Random Facts about the Niagara Suspension Bridge
THE NIAGARA SUSPENSION BRIDGE.
For seven miles below the falls, Niagara river flows through a gorge varying in width from 200 to 400 yards. Two miles below the falls the river is but 350 feet wide, and it is here that the great suspension bridge, constructed in 1855 by Mr. Roebling, crosses the gorge, 245 feet above the water. The length of the span, from tower to tower, is 821 feet, and the total length of the bridge is 2,220 feet. The length of the span, which is capable of sustaining a strain of 10,000 tons, is 821 feet from tower to tower, and the total length of the bridge is 2,220 feet. It is used both for railway and wagon traffic, the wagon-road and foot-way being directly under the railway bed. There is another suspension bridge across the Niagara river at a distance of only about fifty rods from the falls, on the American side.

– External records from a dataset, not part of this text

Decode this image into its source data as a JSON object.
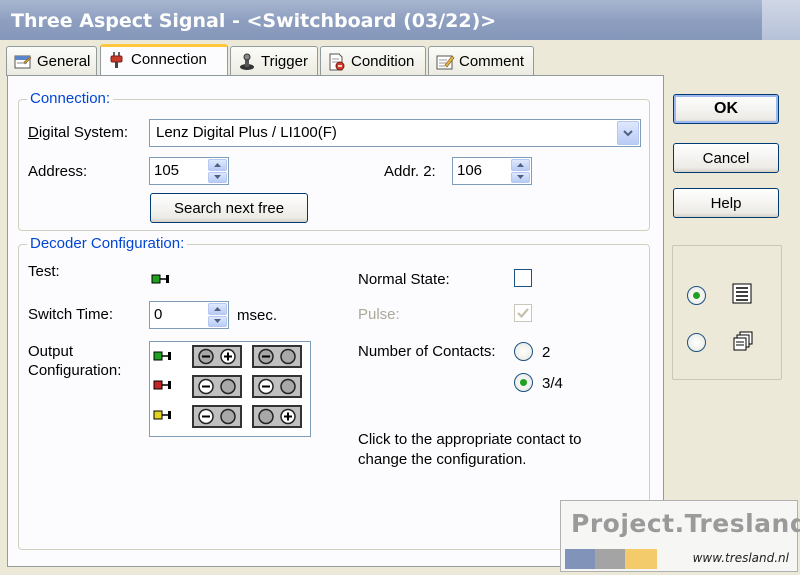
{
  "window": {
    "title": "Three Aspect Signal - <Switchboard (03/22)>"
  },
  "tabs": [
    {
      "label": "General",
      "icon": "general-icon"
    },
    {
      "label": "Connection",
      "icon": "plug-icon"
    },
    {
      "label": "Trigger",
      "icon": "trigger-icon"
    },
    {
      "label": "Condition",
      "icon": "condition-icon"
    },
    {
      "label": "Comment",
      "icon": "comment-icon"
    }
  ],
  "connection": {
    "group_title": "Connection:",
    "digital_system_label": "Digital System:",
    "digital_system_value": "Lenz Digital Plus / LI100(F)",
    "address_label": "Address:",
    "address_value": "105",
    "addr2_label": "Addr. 2:",
    "addr2_value": "106",
    "search_button": "Search next free"
  },
  "decoder": {
    "group_title": "Decoder Configuration:",
    "test_label": "Test:",
    "switch_time_label": "Switch Time:",
    "switch_time_value": "0",
    "switch_time_unit": "msec.",
    "output_label_line1": "Output",
    "output_label_line2": "Configuration:",
    "normal_state_label": "Normal State:",
    "normal_state_checked": false,
    "pulse_label": "Pulse:",
    "pulse_checked": true,
    "contacts_label": "Number of Contacts:",
    "contacts_options": [
      "2",
      "3/4"
    ],
    "contacts_selected": "3/4",
    "hint_line1": "Click to the appropriate contact to",
    "hint_line2": "change the configuration.",
    "rows": [
      {
        "led": "green",
        "left": [
          "minus",
          "plus"
        ],
        "right": [
          "minus",
          "off"
        ]
      },
      {
        "led": "red",
        "left": [
          "minus",
          "off"
        ],
        "right": [
          "minus",
          "off"
        ]
      },
      {
        "led": "yellow",
        "left": [
          "minus",
          "off"
        ],
        "right": [
          "off",
          "plus"
        ]
      }
    ]
  },
  "buttons": {
    "ok": "OK",
    "cancel": "Cancel",
    "help": "Help"
  },
  "view_options": {
    "selected": "list"
  },
  "watermark": {
    "title": "Project.Tresland",
    "url": "www.tresland.nl",
    "colors": [
      "#8193b8",
      "#a4a4a4",
      "#f3cb6a"
    ]
  },
  "colors": {
    "accent": "#0046d5",
    "tab_highlight": "#ffc83c",
    "led_green": "#1fa21f",
    "led_red": "#c42424",
    "led_yellow": "#e6d21a"
  }
}
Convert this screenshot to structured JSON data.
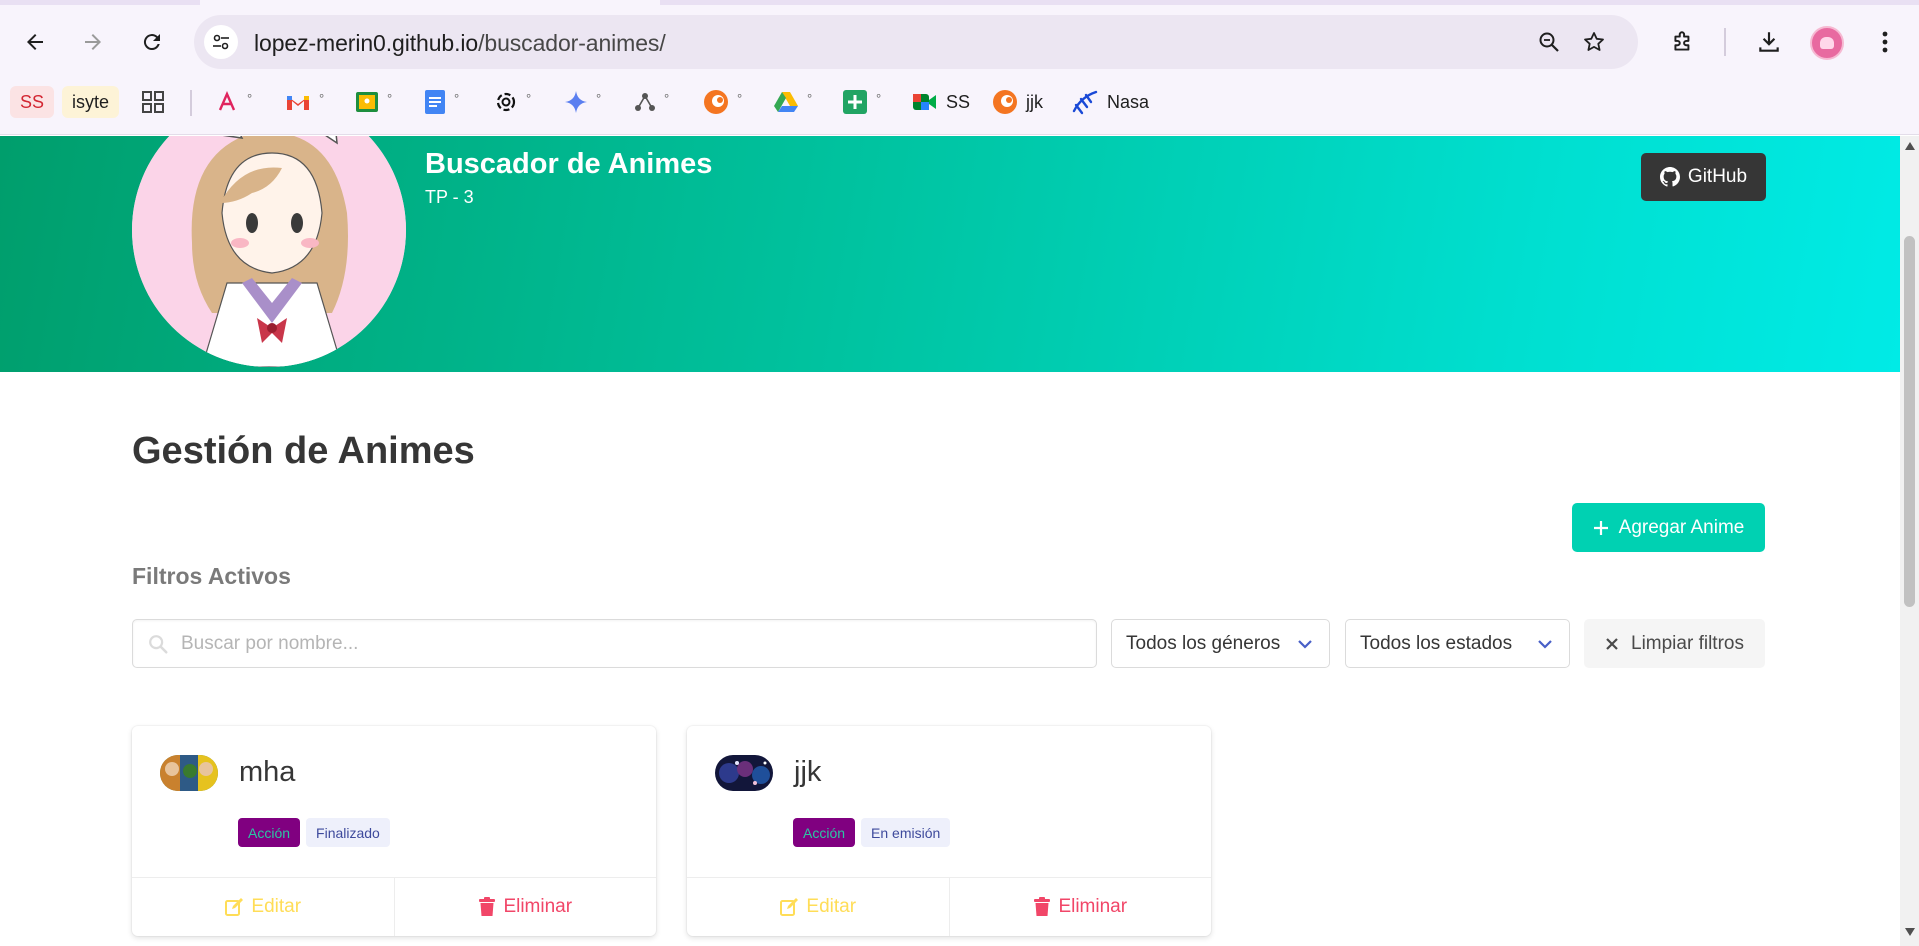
{
  "browser": {
    "url_host": "lopez-merin0.github.io",
    "url_path": "/buscador-animes/",
    "bookmarks": [
      {
        "label": "SS",
        "icon": "ss-chip",
        "color": "#e8323c"
      },
      {
        "label": "isyte",
        "icon": "isyte-chip",
        "color": "#f0a020"
      },
      {
        "label": "",
        "icon": "apps-grid-icon"
      },
      {
        "label": "°",
        "icon": "arc-icon",
        "color": "#e0245e"
      },
      {
        "label": "°",
        "icon": "gmail-icon"
      },
      {
        "label": "°",
        "icon": "classroom-icon"
      },
      {
        "label": "°",
        "icon": "docs-icon"
      },
      {
        "label": "°",
        "icon": "openai-icon"
      },
      {
        "label": "°",
        "icon": "gemini-icon"
      },
      {
        "label": "°",
        "icon": "network-icon"
      },
      {
        "label": "°",
        "icon": "crunchyroll-icon"
      },
      {
        "label": "°",
        "icon": "drive-icon"
      },
      {
        "label": "°",
        "icon": "sheets-icon"
      },
      {
        "label": "SS",
        "icon": "meet-icon"
      },
      {
        "label": "jjk",
        "icon": "crunchyroll-icon"
      },
      {
        "label": "Nasa",
        "icon": "nasa-icon"
      }
    ]
  },
  "hero": {
    "title": "Buscador de Animes",
    "subtitle": "TP - 3",
    "github_label": "GitHub"
  },
  "main": {
    "title": "Gestión de Animes",
    "add_label": "Agregar Anime",
    "filters_label": "Filtros Activos",
    "search_placeholder": "Buscar por nombre...",
    "genre_select": "Todos los géneros",
    "status_select": "Todos los estados",
    "clear_label": "Limpiar filtros"
  },
  "cards": [
    {
      "title": "mha",
      "genre": "Acción",
      "status": "Finalizado",
      "edit_label": "Editar",
      "delete_label": "Eliminar"
    },
    {
      "title": "jjk",
      "genre": "Acción",
      "status": "En emisión",
      "edit_label": "Editar",
      "delete_label": "Eliminar"
    }
  ],
  "colors": {
    "primary": "#00d1b2",
    "dark": "#363636",
    "warning": "#ffdd57",
    "danger": "#f14668",
    "genre_tag": "#800080"
  }
}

This is only for carriages and foot travel. It was finished in 1869. It is 1,190 feet long from cliff to cliff, 1,268 feet from tower to tower, and 190 feet above the river, which at this point is a little over 900 feet in width.